Fall; it’s one of those times. It means something different to each individual. On the West Coast it no doubt means rainfall. Here in central Canada the biophysical world has decided that the term means leaf fall. In the north, this season may well bring snowfall. For wild animals fall is a time of preparation, of gathering, caching, building, or maybe just plain leaving. The cold months are coming, and if you’re not ready when they hit you won’t likely be here to greet next spring’s arrival. Luckily, for most of us human Canadians the scenario is not quite so extreme.
What does fall mean to us? And how does it differ from the experience most other life forms go through between summer and winter? We have just passed Thanksgiving, a holiday that has in recent years become quite a contest for who has the biggest turkey (or Tofurkey, as the case may be), the juiciest sauce, the coolest electrical meat cutter. But Thanksgiving is so clearly rooted in taking time to acknowledge what the land has produced, for harvesting, for bounty, for gathering, caching and storing. Much like our furred and feathered friends, fall is a time for revisiting the origin of our livelihoods.
Let’s not get all mushy and wax poetic on our relationship with Momma Earth, but fall really is one of those seasons with characteristics worth pondering. It’s a time of parallels between human culture and the natural world, perhaps more so than at any other time of year. Our bundling in fuzzy sweaters, close-knit scarves and warming mittens is so clearly akin to the growth of the animal’s winter coat. We may not be genetically predisposed to sprouting our own insulation from the follicles, but our eager minds have come up with ways to protect this generalists’ morphology of ours from the same elements with which all creatures in these northern climes must soon deal.

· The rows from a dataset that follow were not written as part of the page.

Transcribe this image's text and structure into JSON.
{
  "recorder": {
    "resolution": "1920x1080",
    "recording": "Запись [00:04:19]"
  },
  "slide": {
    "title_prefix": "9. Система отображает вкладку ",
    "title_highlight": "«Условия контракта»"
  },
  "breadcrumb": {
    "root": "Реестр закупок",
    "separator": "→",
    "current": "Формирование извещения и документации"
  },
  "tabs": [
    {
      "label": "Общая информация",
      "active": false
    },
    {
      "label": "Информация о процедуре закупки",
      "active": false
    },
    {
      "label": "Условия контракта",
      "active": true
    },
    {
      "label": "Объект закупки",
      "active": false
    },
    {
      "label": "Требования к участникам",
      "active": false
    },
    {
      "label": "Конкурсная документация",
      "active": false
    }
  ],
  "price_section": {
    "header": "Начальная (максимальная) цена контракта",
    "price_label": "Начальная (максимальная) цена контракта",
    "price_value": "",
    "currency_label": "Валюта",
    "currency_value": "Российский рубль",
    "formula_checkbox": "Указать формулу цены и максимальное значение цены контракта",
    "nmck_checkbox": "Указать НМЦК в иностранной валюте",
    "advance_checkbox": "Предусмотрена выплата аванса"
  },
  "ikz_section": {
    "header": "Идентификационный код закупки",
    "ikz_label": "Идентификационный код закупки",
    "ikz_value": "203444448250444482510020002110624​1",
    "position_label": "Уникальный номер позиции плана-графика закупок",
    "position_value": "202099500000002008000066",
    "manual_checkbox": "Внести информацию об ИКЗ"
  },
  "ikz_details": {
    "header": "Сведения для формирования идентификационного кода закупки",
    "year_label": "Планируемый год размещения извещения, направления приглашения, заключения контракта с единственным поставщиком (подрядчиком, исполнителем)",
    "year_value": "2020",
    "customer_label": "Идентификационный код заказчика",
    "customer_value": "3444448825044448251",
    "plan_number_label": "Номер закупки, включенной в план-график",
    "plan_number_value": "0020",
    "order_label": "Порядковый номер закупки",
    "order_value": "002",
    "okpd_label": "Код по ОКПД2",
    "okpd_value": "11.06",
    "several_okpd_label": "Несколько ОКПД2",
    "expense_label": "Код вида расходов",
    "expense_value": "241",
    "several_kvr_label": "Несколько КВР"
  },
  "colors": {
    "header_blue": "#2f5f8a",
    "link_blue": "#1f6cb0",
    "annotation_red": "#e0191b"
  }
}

We clearly have less in common with the tree, that elegant creature that decides to grace the forest floor, streets and sidewalks with its senescing sun-catchers at this time of year. But it too is preparing, taking this time of transition from warm to cold, from humid to dry, to ready itself for the coming cold. This tree, much like us and the many other creatures that have worked so hard during warmer times to build up supplies, will soon begin to draw on those reserves. Those roots, deep beneath the surface of the ground, below the cruel cold of winter’s days, are full of energy, gathered, cached and stored for what the tree, like us, knows only too well is just around the corner.
And what imagination we have drawn on to symbolise this utterly unique time of year, this season whose identity lies more in its transition role than its existence in our minds as an entity unto itself. Thanksgiving, whatever it may have become on the surface, is a time to pause and give gratitude, to recall that this period of change is actually one of the most vital periods in our annual existence.
Halloween, that time of spirits, so perfectly captures the changing mood, the darkening days and the fearful months now due. While we may not know what lies in the depths beneath the busy squirrel’s endless activity, the tree’s slow changes in form, or the mass organisation of the migrating flocks, our imaginations have given us new realms through which we relate to the changing world that we and all organisms around us experience in common.
Fall: this is a season of unusual beauty, of rich and vibrant colours, a time when our visual senses are catered to in such a special way. But more than this, fall is a time when our cultural imagination has created for us a reawakening of our direct linkage to a commonality shared by all species in our incredible part of the world. Winter may be coming, but fall is still here, still around us with its message of community, of a linkage, of a place for us in this wild wild world.
Zoe Dalton is a graduate of York University’s environmental science program, and is currently enjoying working towards a Master of Arts in Integrated Studies with Athabasca U. She can be reached for comments or questions at firstname.lastname@example.org.